Instructions for the task -> For each record, copy the text exactly and omit any picture it holds.

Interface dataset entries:
::::::::::

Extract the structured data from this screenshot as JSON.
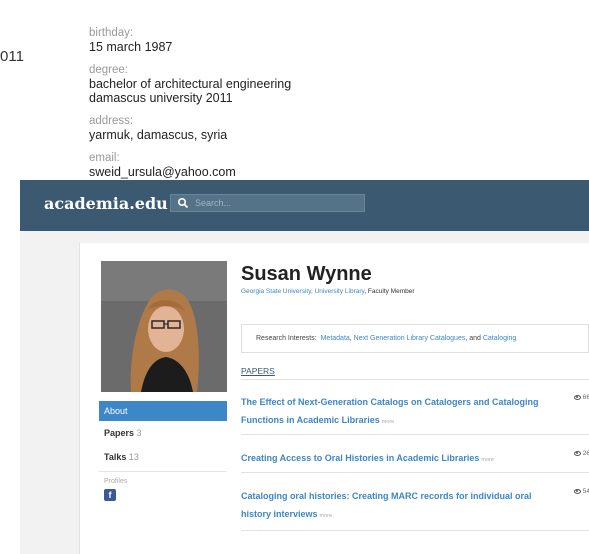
{
  "profile_fragment": {
    "year_fragment": "011",
    "fields": [
      {
        "label": "birthday:",
        "value": [
          "15 march 1987"
        ]
      },
      {
        "label": "degree:",
        "value": [
          "bachelor of architectural engineering",
          "damascus university 2011"
        ]
      },
      {
        "label": "address:",
        "value": [
          "yarmuk, damascus, syria"
        ]
      },
      {
        "label": "email:",
        "value": [
          "sweid_ursula@yahoo.com"
        ]
      }
    ]
  },
  "header": {
    "brand": "academia.edu",
    "search_placeholder": "Search...",
    "bar_color": "#3b5a72"
  },
  "profile": {
    "name": "Susan Wynne",
    "affiliation_links": "Georgia State University, University Library",
    "affiliation_role": ", Faculty Member",
    "interests_label": "Research Interests:",
    "interests": [
      {
        "text": "Metadata"
      },
      {
        "text": "Next Generation Library Catalogues"
      },
      {
        "text": "Cataloging"
      }
    ]
  },
  "sidebar": {
    "items": [
      {
        "label": "About",
        "count": ""
      },
      {
        "label": "Papers",
        "count": "3"
      },
      {
        "label": "Talks",
        "count": "13"
      }
    ],
    "profiles_label": "Profiles",
    "facebook_icon": "f"
  },
  "papers": {
    "heading": "PAPERS",
    "more_label": "more",
    "items": [
      {
        "title": "The Effect of Next-Generation Catalogs on Catalogers and Cataloging Functions in Academic Libraries",
        "views": "66"
      },
      {
        "title": "Creating Access to Oral Histories in Academic Libraries",
        "views": "26"
      },
      {
        "title": "Cataloging oral histories: Creating MARC records for individual oral history interviews",
        "views": "54"
      }
    ]
  },
  "colors": {
    "accent": "#3d86c7",
    "active_tab": "#3d86c7"
  }
}
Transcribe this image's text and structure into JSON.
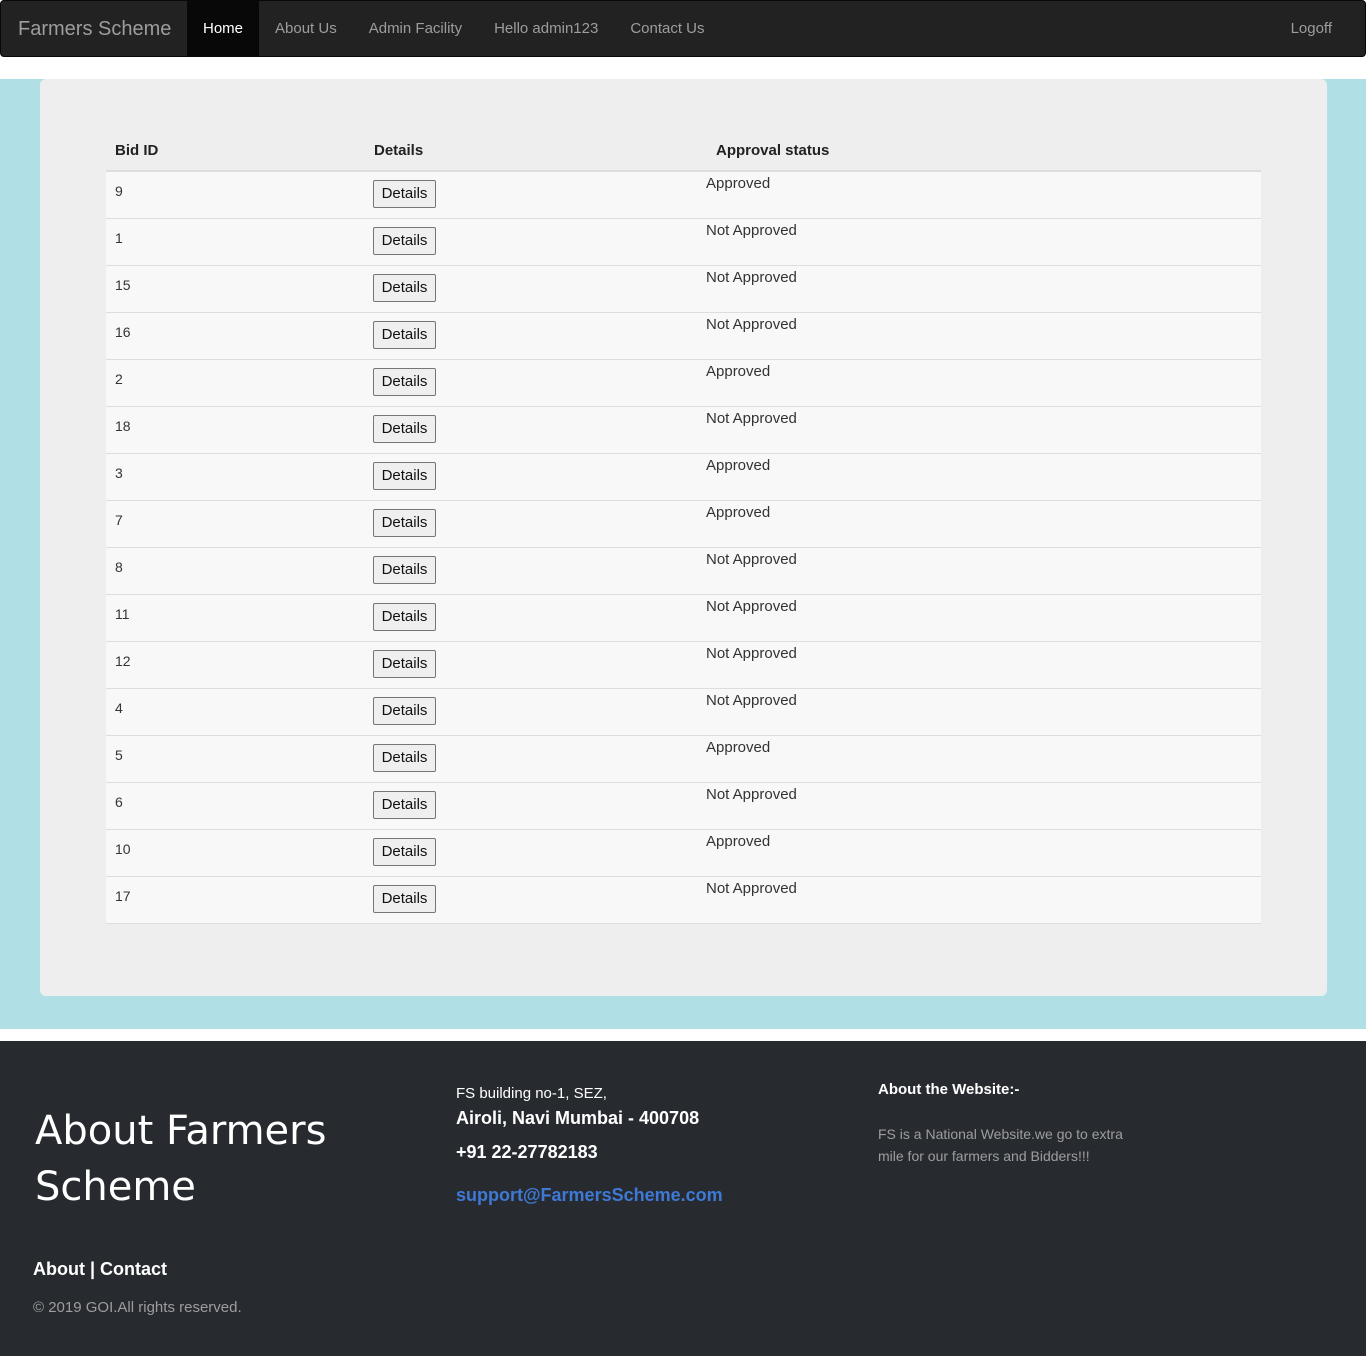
{
  "navbar": {
    "brand": "Farmers Scheme",
    "items": [
      {
        "label": "Home",
        "active": true
      },
      {
        "label": "About Us",
        "active": false
      },
      {
        "label": "Admin Facility",
        "active": false
      },
      {
        "label": "Hello admin123",
        "active": false
      },
      {
        "label": "Contact Us",
        "active": false
      }
    ],
    "logoff": "Logoff"
  },
  "table": {
    "headers": {
      "bid_id": "Bid ID",
      "details": "Details",
      "status": "Approval status"
    },
    "button_label": "Details",
    "rows": [
      {
        "bid_id": "9",
        "status": "Approved"
      },
      {
        "bid_id": "1",
        "status": "Not Approved"
      },
      {
        "bid_id": "15",
        "status": "Not Approved"
      },
      {
        "bid_id": "16",
        "status": "Not Approved"
      },
      {
        "bid_id": "2",
        "status": "Approved"
      },
      {
        "bid_id": "18",
        "status": "Not Approved"
      },
      {
        "bid_id": "3",
        "status": "Approved"
      },
      {
        "bid_id": "7",
        "status": "Approved"
      },
      {
        "bid_id": "8",
        "status": "Not Approved"
      },
      {
        "bid_id": "11",
        "status": "Not Approved"
      },
      {
        "bid_id": "12",
        "status": "Not Approved"
      },
      {
        "bid_id": "4",
        "status": "Not Approved"
      },
      {
        "bid_id": "5",
        "status": "Approved"
      },
      {
        "bid_id": "6",
        "status": "Not Approved"
      },
      {
        "bid_id": "10",
        "status": "Approved"
      },
      {
        "bid_id": "17",
        "status": "Not Approved"
      }
    ]
  },
  "footer": {
    "about_title": "About Farmers Scheme",
    "links": "About | Contact",
    "copyright": "© 2019 GOI.All rights reserved.",
    "address_line1": "FS building no-1, SEZ,",
    "address_line2": "Airoli, Navi Mumbai - 400708",
    "phone": "+91 22-27782183",
    "email": "support@FarmersScheme.com",
    "website_title": "About the Website:-",
    "website_text": "FS is a National Website.we go to extra mile for our farmers and Bidders!!!"
  },
  "colors": {
    "navbar_bg": "#222222",
    "page_bg": "#b0e0e6",
    "panel_bg": "#eeeeee",
    "footer_bg": "#272b30",
    "email_link": "#3e79d6"
  }
}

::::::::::

Exercise response ->
Extract the structured data from this screenshot as JSON.
{
  "profile_fragment": {
    "year_fragment": "011",
    "fields": [
      {
        "label": "birthday:",
        "value": [
          "15 march 1987"
        ]
      },
      {
        "label": "degree:",
        "value": [
          "bachelor of architectural engineering",
          "damascus university 2011"
        ]
      },
      {
        "label": "address:",
        "value": [
          "yarmuk, damascus, syria"
        ]
      },
      {
        "label": "email:",
        "value": [
          "sweid_ursula@yahoo.com"
        ]
      }
    ]
  },
  "header": {
    "brand": "academia.edu",
    "search_placeholder": "Search...",
    "bar_color": "#3b5a72"
  },
  "profile": {
    "name": "Susan Wynne",
    "affiliation_links": "Georgia State University, University Library",
    "affiliation_role": ", Faculty Member",
    "interests_label": "Research Interests:",
    "interests": [
      {
        "text": "Metadata"
      },
      {
        "text": "Next Generation Library Catalogues"
      },
      {
        "text": "Cataloging"
      }
    ]
  },
  "sidebar": {
    "items": [
      {
        "label": "About",
        "count": ""
      },
      {
        "label": "Papers",
        "count": "3"
      },
      {
        "label": "Talks",
        "count": "13"
      }
    ],
    "profiles_label": "Profiles",
    "facebook_icon": "f"
  },
  "papers": {
    "heading": "PAPERS",
    "more_label": "more",
    "items": [
      {
        "title": "The Effect of Next-Generation Catalogs on Catalogers and Cataloging Functions in Academic Libraries",
        "views": "66"
      },
      {
        "title": "Creating Access to Oral Histories in Academic Libraries",
        "views": "26"
      },
      {
        "title": "Cataloging oral histories: Creating MARC records for individual oral history interviews",
        "views": "54"
      }
    ]
  },
  "colors": {
    "accent": "#3d86c7",
    "active_tab": "#3d86c7"
  }
}
Transcribe this image's text and structure into JSON.
{
  "navbar": {
    "brand": "Farmers Scheme",
    "items": [
      {
        "label": "Home",
        "active": true
      },
      {
        "label": "About Us",
        "active": false
      },
      {
        "label": "Admin Facility",
        "active": false
      },
      {
        "label": "Hello admin123",
        "active": false
      },
      {
        "label": "Contact Us",
        "active": false
      }
    ],
    "logoff": "Logoff"
  },
  "table": {
    "headers": {
      "bid_id": "Bid ID",
      "details": "Details",
      "status": "Approval status"
    },
    "button_label": "Details",
    "rows": [
      {
        "bid_id": "9",
        "status": "Approved"
      },
      {
        "bid_id": "1",
        "status": "Not Approved"
      },
      {
        "bid_id": "15",
        "status": "Not Approved"
      },
      {
        "bid_id": "16",
        "status": "Not Approved"
      },
      {
        "bid_id": "2",
        "status": "Approved"
      },
      {
        "bid_id": "18",
        "status": "Not Approved"
      },
      {
        "bid_id": "3",
        "status": "Approved"
      },
      {
        "bid_id": "7",
        "status": "Approved"
      },
      {
        "bid_id": "8",
        "status": "Not Approved"
      },
      {
        "bid_id": "11",
        "status": "Not Approved"
      },
      {
        "bid_id": "12",
        "status": "Not Approved"
      },
      {
        "bid_id": "4",
        "status": "Not Approved"
      },
      {
        "bid_id": "5",
        "status": "Approved"
      },
      {
        "bid_id": "6",
        "status": "Not Approved"
      },
      {
        "bid_id": "10",
        "status": "Approved"
      },
      {
        "bid_id": "17",
        "status": "Not Approved"
      }
    ]
  },
  "footer": {
    "about_title": "About Farmers Scheme",
    "links": "About | Contact",
    "copyright": "© 2019 GOI.All rights reserved.",
    "address_line1": "FS building no-1, SEZ,",
    "address_line2": "Airoli, Navi Mumbai - 400708",
    "phone": "+91 22-27782183",
    "email": "support@FarmersScheme.com",
    "website_title": "About the Website:-",
    "website_text": "FS is a National Website.we go to extra mile for our farmers and Bidders!!!"
  },
  "colors": {
    "navbar_bg": "#222222",
    "page_bg": "#b0e0e6",
    "panel_bg": "#eeeeee",
    "footer_bg": "#272b30",
    "email_link": "#3e79d6"
  }
}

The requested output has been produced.